Post-race was just what I was looking for, and worth the rather painful run: we saw so many friends, including a good friend from out of town who was at the race with a friend; the Power Milers, who did really well (Paige won overall; Tyler and Casey were second and third); friends from the New Orleans Athletic Club, our gym, which puts on the race; runner friends and holiday heroes only. It was definitely my last race pregnant, and might well be my last RUN pregnant, and it was a fun way to take a bow!

Thursday, November 7, 2019

Posterior tibialis tendon tear!

Ooof. Cannot catch a break over here. I have been having weird foot and leg pains for a while now, things I never experienced before and attributed to Achilles tendinitis or plantar fasciitis. But then it all evolved into ankle and lower leg pain, and got bad enough that I was having a hard time putting weight on it. When the pain woke me up at night, I decided it was time to see a doctor. Luckily, Tulane recently opened an extended-hours sports medicine clinic geared toward student athletes and busy professionals who are at work or at class or practice from 9-5. I got a 6:30 appointment with the foot and ankle specialist: the same doctor I saw for my last stress reaction (gosh, I'm injury-prone). I really like him - he's the head of orthopedics here, and he is the one who recommended a carbon fiber plate in my shoe, which let me run through a stress reaction all the way to one of the best marathons of my life! (SARCASM, it was terrible in every way). I was happy to get in to see him so fast, and I'm a huge fan of the extended hours offered now!

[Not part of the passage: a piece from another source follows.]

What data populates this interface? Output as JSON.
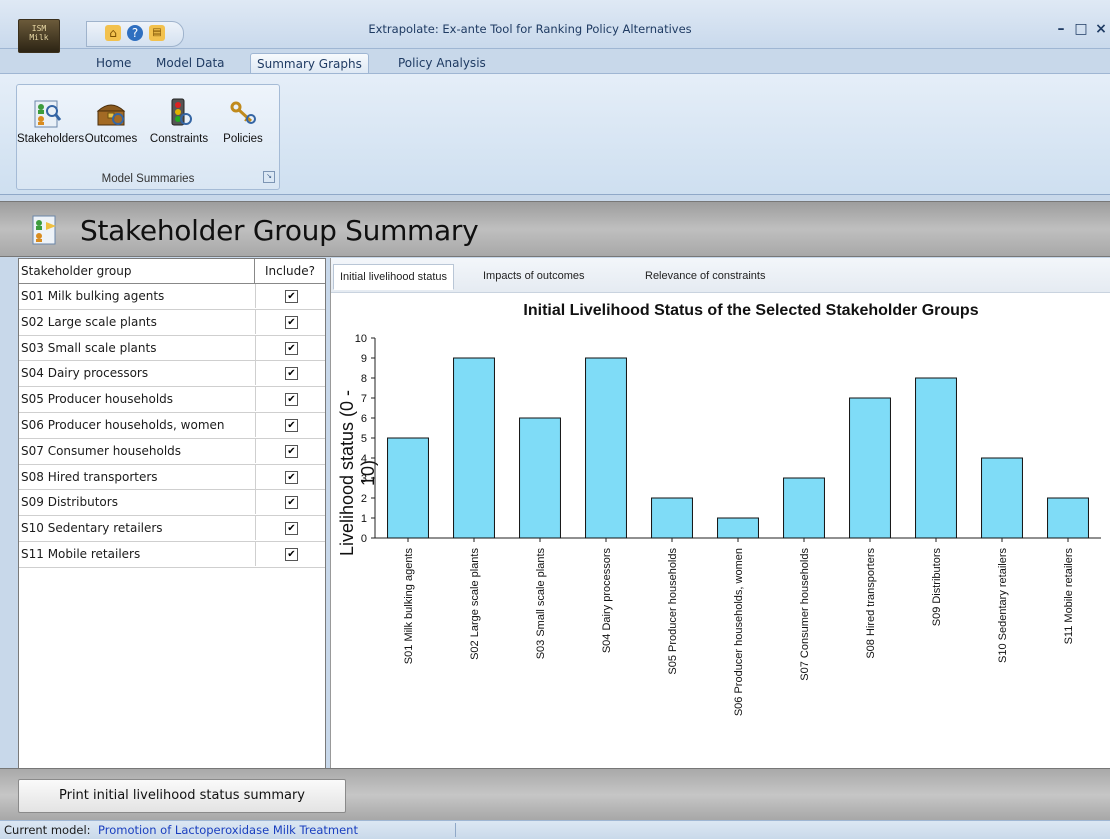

He's one of those seen-it-all doctors, so as soon as he saw my foot he said, "posterior tibialis, right?" and confirmed the tendon tear by ultrasound. Dang. Diagnosis in ten minutes! Luckily, AS USUAL, I waited so long to see a doctor that I'm past the initial injury and into the healing stage. So the tendon is well on its way to repair. While I only noticed the sudden pain and bulge the last week of October, the damage was probably happening long before, only I was blaming all kinds of other conditions.

The body starts releasing relaxin in pregnancy, a hormone that relaxes pelvic ligaments in preparation for childbirth. Unfortunately, it affects other ligaments and tendons, too, by activating collagenase . This results in tendon laxity and lengthened tendons. In my case, my posterior tibialis tendon is already a mile long thanks to my super high arches, and all of a sudden it was flopping down like loose skin. Without the support of the tendon, my feet pronated inward, pressuring the attachment point and eventually inducing a slight tear of the tendon. This was the bulge and discoloration I noticed. Unfortunately, it's just one of those pregnancy things - and it could have happened even if I was mostly sedentary. The timing sucks, though, because I wish I could run right now: the weather is finally under 70 most mornings (although it's 84F today, bleah), and I have felt MUCH better running in the third trimester than the second trimester, where every step sucked.

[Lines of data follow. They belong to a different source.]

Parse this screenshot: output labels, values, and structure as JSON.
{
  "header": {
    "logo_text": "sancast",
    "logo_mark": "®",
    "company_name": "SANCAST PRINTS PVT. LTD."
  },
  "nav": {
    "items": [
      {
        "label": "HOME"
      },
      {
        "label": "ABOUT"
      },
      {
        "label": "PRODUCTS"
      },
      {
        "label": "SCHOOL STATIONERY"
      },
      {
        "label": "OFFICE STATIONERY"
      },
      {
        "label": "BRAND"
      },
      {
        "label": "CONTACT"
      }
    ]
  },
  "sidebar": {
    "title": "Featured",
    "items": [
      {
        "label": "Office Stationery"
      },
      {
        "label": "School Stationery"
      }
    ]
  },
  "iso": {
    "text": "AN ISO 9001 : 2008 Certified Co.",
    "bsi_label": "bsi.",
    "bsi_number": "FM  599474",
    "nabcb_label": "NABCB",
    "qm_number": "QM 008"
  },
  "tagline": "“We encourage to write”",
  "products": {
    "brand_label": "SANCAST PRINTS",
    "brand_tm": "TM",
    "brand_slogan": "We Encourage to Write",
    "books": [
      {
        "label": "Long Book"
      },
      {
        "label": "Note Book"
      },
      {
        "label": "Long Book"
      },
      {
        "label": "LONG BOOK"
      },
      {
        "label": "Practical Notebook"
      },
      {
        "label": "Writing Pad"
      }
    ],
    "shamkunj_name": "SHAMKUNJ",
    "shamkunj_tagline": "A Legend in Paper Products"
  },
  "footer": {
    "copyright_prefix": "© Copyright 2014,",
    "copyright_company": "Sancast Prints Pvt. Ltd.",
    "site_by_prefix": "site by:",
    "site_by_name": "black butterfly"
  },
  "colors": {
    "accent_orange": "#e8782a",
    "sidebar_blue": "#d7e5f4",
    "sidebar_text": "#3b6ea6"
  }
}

By the way, thought I'd mention - women also release relaxin during the second half of the menstrual cycle, meaning that you may be more prone to tendon, ligament, or cartilage injuries at this time (all of which are affected by relaxin).

I'm currently in either a walking boot or ankle brace (my choice, and it depends on my day; if I'm biking to work I pick the ankle brace) plus PT. I don't have a timeline yet because my doctor isn't sure how my relaxing levels play into this. But I hope I can get over it before the baby gets here - get in a couple of runs at least before I have some forced time off!